(Stored items)
== Segment start ==
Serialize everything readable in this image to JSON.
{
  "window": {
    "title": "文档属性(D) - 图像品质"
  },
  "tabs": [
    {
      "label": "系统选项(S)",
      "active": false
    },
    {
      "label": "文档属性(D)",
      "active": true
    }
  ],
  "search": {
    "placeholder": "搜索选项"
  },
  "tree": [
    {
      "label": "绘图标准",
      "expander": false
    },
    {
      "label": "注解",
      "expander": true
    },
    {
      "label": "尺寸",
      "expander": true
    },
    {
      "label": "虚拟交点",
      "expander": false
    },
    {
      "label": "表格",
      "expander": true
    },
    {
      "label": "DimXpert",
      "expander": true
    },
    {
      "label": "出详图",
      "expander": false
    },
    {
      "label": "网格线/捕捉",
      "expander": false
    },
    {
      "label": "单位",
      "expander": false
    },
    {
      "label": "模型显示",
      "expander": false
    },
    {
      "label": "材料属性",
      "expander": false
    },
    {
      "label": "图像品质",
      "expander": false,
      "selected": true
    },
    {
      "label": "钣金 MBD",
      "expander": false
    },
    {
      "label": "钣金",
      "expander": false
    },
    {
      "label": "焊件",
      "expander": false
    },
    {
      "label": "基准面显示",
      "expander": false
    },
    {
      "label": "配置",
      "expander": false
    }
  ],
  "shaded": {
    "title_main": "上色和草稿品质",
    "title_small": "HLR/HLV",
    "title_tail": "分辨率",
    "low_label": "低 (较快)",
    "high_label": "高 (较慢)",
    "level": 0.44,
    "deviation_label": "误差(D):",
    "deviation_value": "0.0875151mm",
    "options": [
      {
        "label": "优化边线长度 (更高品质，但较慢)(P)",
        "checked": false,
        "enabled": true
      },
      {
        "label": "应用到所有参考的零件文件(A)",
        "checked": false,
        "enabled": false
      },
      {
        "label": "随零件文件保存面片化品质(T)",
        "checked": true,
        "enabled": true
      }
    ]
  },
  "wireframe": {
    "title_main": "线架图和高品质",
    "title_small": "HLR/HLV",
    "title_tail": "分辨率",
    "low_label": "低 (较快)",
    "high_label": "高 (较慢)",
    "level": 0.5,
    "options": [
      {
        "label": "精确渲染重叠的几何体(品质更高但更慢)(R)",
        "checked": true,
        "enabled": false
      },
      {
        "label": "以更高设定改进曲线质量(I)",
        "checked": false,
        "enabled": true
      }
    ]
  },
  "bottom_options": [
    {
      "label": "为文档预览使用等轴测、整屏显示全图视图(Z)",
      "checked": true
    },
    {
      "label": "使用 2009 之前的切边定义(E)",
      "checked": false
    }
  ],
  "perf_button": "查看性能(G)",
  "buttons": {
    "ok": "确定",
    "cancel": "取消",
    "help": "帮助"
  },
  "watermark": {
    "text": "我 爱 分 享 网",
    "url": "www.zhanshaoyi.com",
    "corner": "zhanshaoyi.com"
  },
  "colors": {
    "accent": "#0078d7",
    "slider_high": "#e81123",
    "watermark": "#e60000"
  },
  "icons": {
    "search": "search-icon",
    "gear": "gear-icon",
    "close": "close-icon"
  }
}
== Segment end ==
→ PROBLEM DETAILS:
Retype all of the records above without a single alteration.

→ RESULT:
Serialize everything readable in this image to JSON.
{
  "window": {
    "title": "文档属性(D) - 图像品质"
  },
  "tabs": [
    {
      "label": "系统选项(S)",
      "active": false
    },
    {
      "label": "文档属性(D)",
      "active": true
    }
  ],
  "search": {
    "placeholder": "搜索选项"
  },
  "tree": [
    {
      "label": "绘图标准",
      "expander": false
    },
    {
      "label": "注解",
      "expander": true
    },
    {
      "label": "尺寸",
      "expander": true
    },
    {
      "label": "虚拟交点",
      "expander": false
    },
    {
      "label": "表格",
      "expander": true
    },
    {
      "label": "DimXpert",
      "expander": true
    },
    {
      "label": "出详图",
      "expander": false
    },
    {
      "label": "网格线/捕捉",
      "expander": false
    },
    {
      "label": "单位",
      "expander": false
    },
    {
      "label": "模型显示",
      "expander": false
    },
    {
      "label": "材料属性",
      "expander": false
    },
    {
      "label": "图像品质",
      "expander": false,
      "selected": true
    },
    {
      "label": "钣金 MBD",
      "expander": false
    },
    {
      "label": "钣金",
      "expander": false
    },
    {
      "label": "焊件",
      "expander": false
    },
    {
      "label": "基准面显示",
      "expander": false
    },
    {
      "label": "配置",
      "expander": false
    }
  ],
  "shaded": {
    "title_main": "上色和草稿品质",
    "title_small": "HLR/HLV",
    "title_tail": "分辨率",
    "low_label": "低 (较快)",
    "high_label": "高 (较慢)",
    "level": 0.44,
    "deviation_label": "误差(D):",
    "deviation_value": "0.0875151mm",
    "options": [
      {
        "label": "优化边线长度 (更高品质，但较慢)(P)",
        "checked": false,
        "enabled": true
      },
      {
        "label": "应用到所有参考的零件文件(A)",
        "checked": false,
        "enabled": false
      },
      {
        "label": "随零件文件保存面片化品质(T)",
        "checked": true,
        "enabled": true
      }
    ]
  },
  "wireframe": {
    "title_main": "线架图和高品质",
    "title_small": "HLR/HLV",
    "title_tail": "分辨率",
    "low_label": "低 (较快)",
    "high_label": "高 (较慢)",
    "level": 0.5,
    "options": [
      {
        "label": "精确渲染重叠的几何体(品质更高但更慢)(R)",
        "checked": true,
        "enabled": false
      },
      {
        "label": "以更高设定改进曲线质量(I)",
        "checked": false,
        "enabled": true
      }
    ]
  },
  "bottom_options": [
    {
      "label": "为文档预览使用等轴测、整屏显示全图视图(Z)",
      "checked": true
    },
    {
      "label": "使用 2009 之前的切边定义(E)",
      "checked": false
    }
  ],
  "perf_button": "查看性能(G)",
  "buttons": {
    "ok": "确定",
    "cancel": "取消",
    "help": "帮助"
  },
  "watermark": {
    "text": "我 爱 分 享 网",
    "url": "www.zhanshaoyi.com",
    "corner": "zhanshaoyi.com"
  },
  "colors": {
    "accent": "#0078d7",
    "slider_high": "#e81123",
    "watermark": "#e60000"
  },
  "icons": {
    "search": "search-icon",
    "gear": "gear-icon",
    "close": "close-icon"
  }
}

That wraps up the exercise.